Beginning in the middle of September, tens of thousands of Haitians have taken to the streets in the capital, Port au Prince, as well as in Saint-Marc (Artibonite), Cap Haïtien (northern Haiti), Jacmel and Cayes (southern Haiti) and Gonaïves (central), in a boiling rage demanding President Jovenel Moïse leave office.
Even after the police used live ammunition to disperse the protests and admitted to killing six people, thousands have stayed in the streets. A group of Haitian exiles in Montreal (Le Regroupement des Haïtiens de Montréal contre l’Occupation d’Haïti) cites sources estimating that the cops have killed dozens of Haitians and wounded hundreds.
Starting early in 2018, Haitians began looking around their neighborhoods for any concrete results from the $4.3 billion that Venezuela had provided to Haiti in low-cost loans covering oil sales from Petrocaribe. They didn’t find any. They began asking: “Kot Kòb Petwo Karibe a?” (“Where is the Petrocaribe money?”)
Two massive national demonstrations last October and November protested government corruption and huge price hikes for fuel. This year, protests and demonstrations, strikes, petitions and public meetings have focused on the severe gas shortage, combined with double-digit inflation and unemployment.
The lack of a government budget for over two years, along with widespread strikes demanding unpaid wages — from hospitals to the courts, from tax offices to local government agencies — have left Haitians hungrier and angrier. Scarcity of fuel means less food in the markets and less electricity.
Haiti erupts in protest in late September
The protesters in the streets made it clear that they blamed President Moïse. And they were more than willing to take on those who support him.
Sen. Jean Marie Ralph Fethière of Moïse’s party — called the Party of Bald Headed Haitians (PHTK) — was confronted by demonstrators while leaving Parliament on Sept. 23. He drew his pistol, firing into the air and then the ground. A parliamentary security guard was shot in the stomach and a well-known Associated Press photographer was hit in the cheek.
Demonstrators later surrounded the Parliament and disrupted its proceedings by pounding on lampposts with rocks and chanting. Some even managed to slip into the building and confront the parliamentarians directly.
While the cops were killing demonstrators, there were also reports of police stations being sacked. Vant Bef, a Haitian internet news service, reported on Sept. 27 that a police station in Saint-Marc was occupied by demonstrators, who took arms, bullet-proof vests, shields and office supplies.

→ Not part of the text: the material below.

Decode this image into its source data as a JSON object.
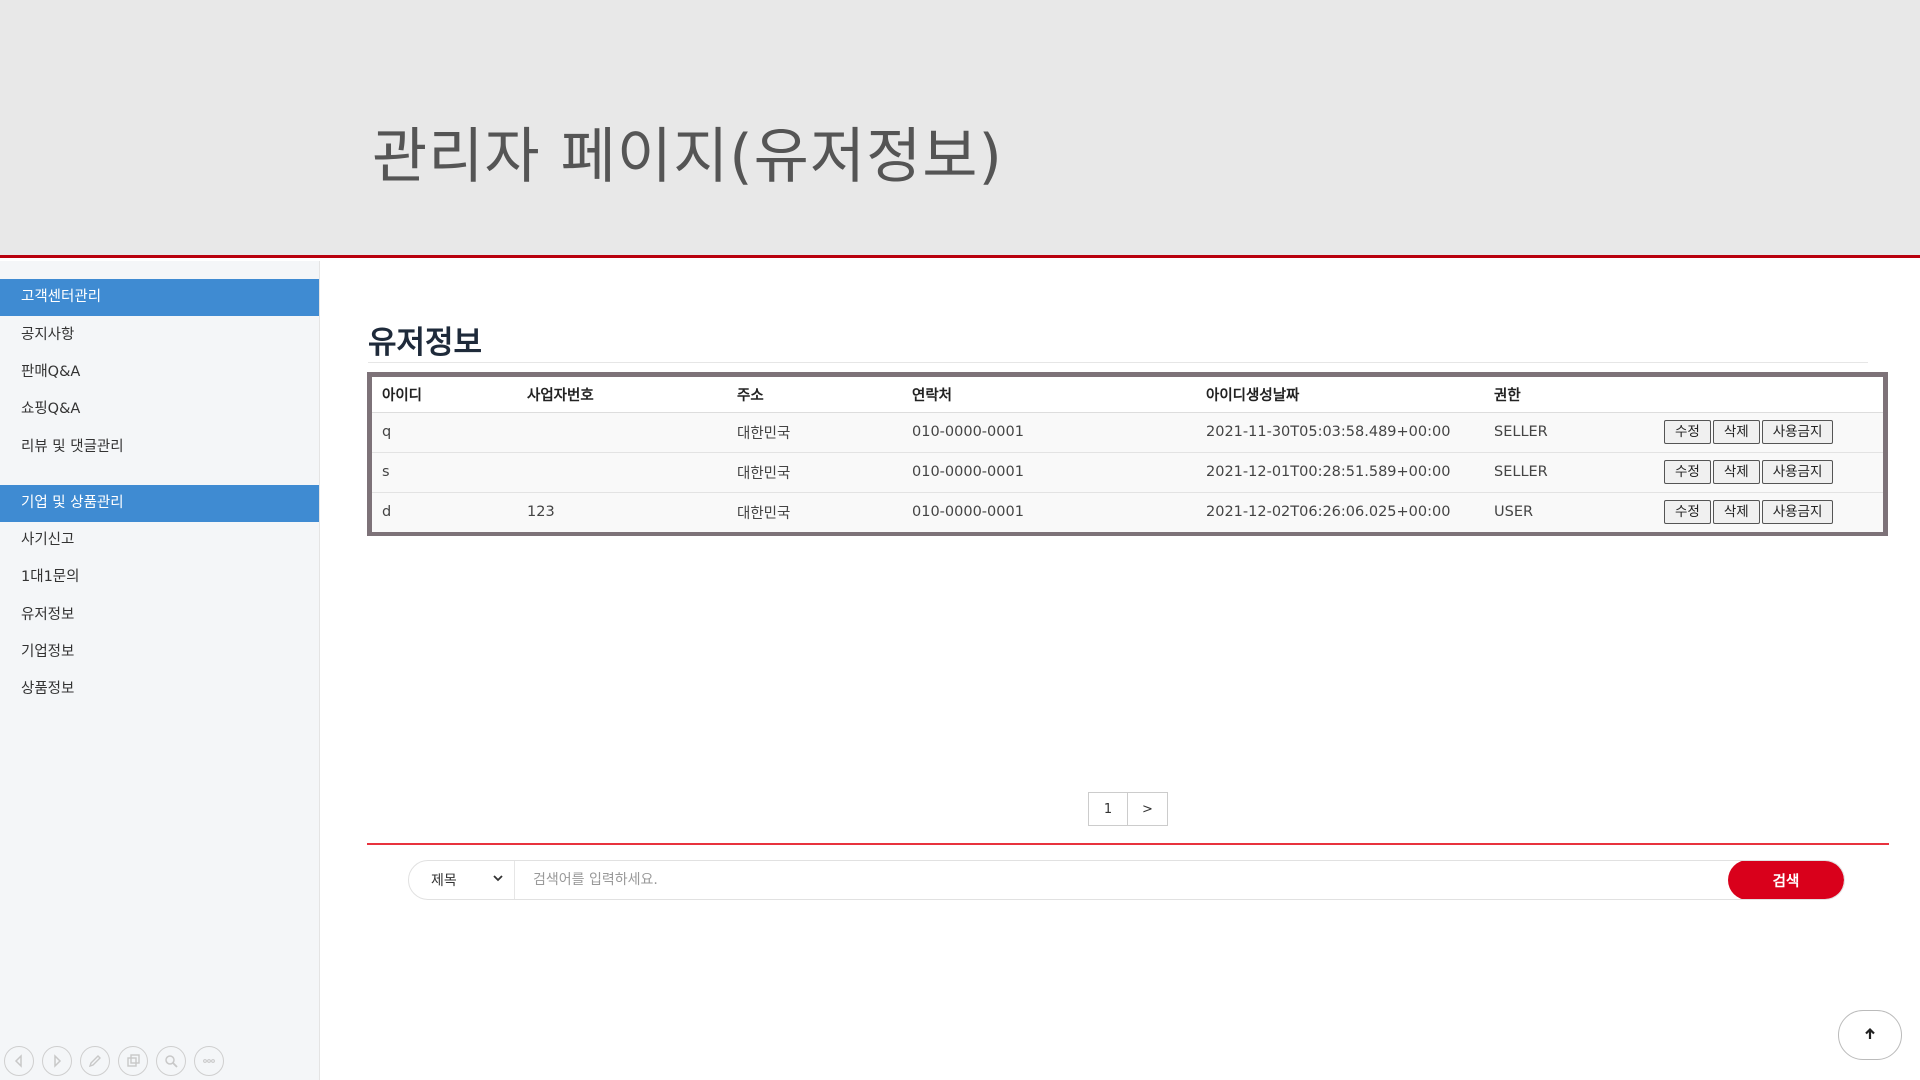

On Sept. 28, when protesters seized the police station in Cité Soleil, the poorest neighborhood in Port au Prince, they took not only what was inside the building but also its tin roof, according to a video shown on France’s TV5. In Delmas and Carrefour, both better-off neighborhoods, there was some looting, car windows were smashed and a few were burned. The supermarket Rois des Rois, a short distance from the National Palace, was also looted and burned. In Cap Haïtien, the cops armed vigilantes who shot up demonstrators who were demanding the resignation and imprisonment of Moïse.
On Facebook and YouTube, some of the protests in Haiti have been covered in real time with uncensored interviews. While everyone wanted Moïse to leave, a number of protesters raised the issue of the Haitian bourgeoisie’s support of foreign intervention, the lack of education, health care, the need for jobs and security, and the right to protest peacefully.
The spirit of the people comes across in these videos. They are confronting cops who shoot to kill, but still they run and dance through the streets, to the sound of rara (festival) bands, waving leafy branches of hope and demanding that President Jovenel leave. In Gonaïves, bands of protesters waved machetes.
Moïse was elected in 2016 in a process marked by very low turnout. Hundreds of thousands of Haiti’s citizens had lost their IDs and the government was very slow in replacing them. Still, the United States endorsed the election. Even though serious charges of corruption have been made against Moïse and his predecessor, Michel Martelly, and their party, the PHTK — even though the rights of Haitians to peacefully protest have been denied — the U.S. government and ruling class still support their guy in Port au Prince.
Without such support, he and his gang would be blown away.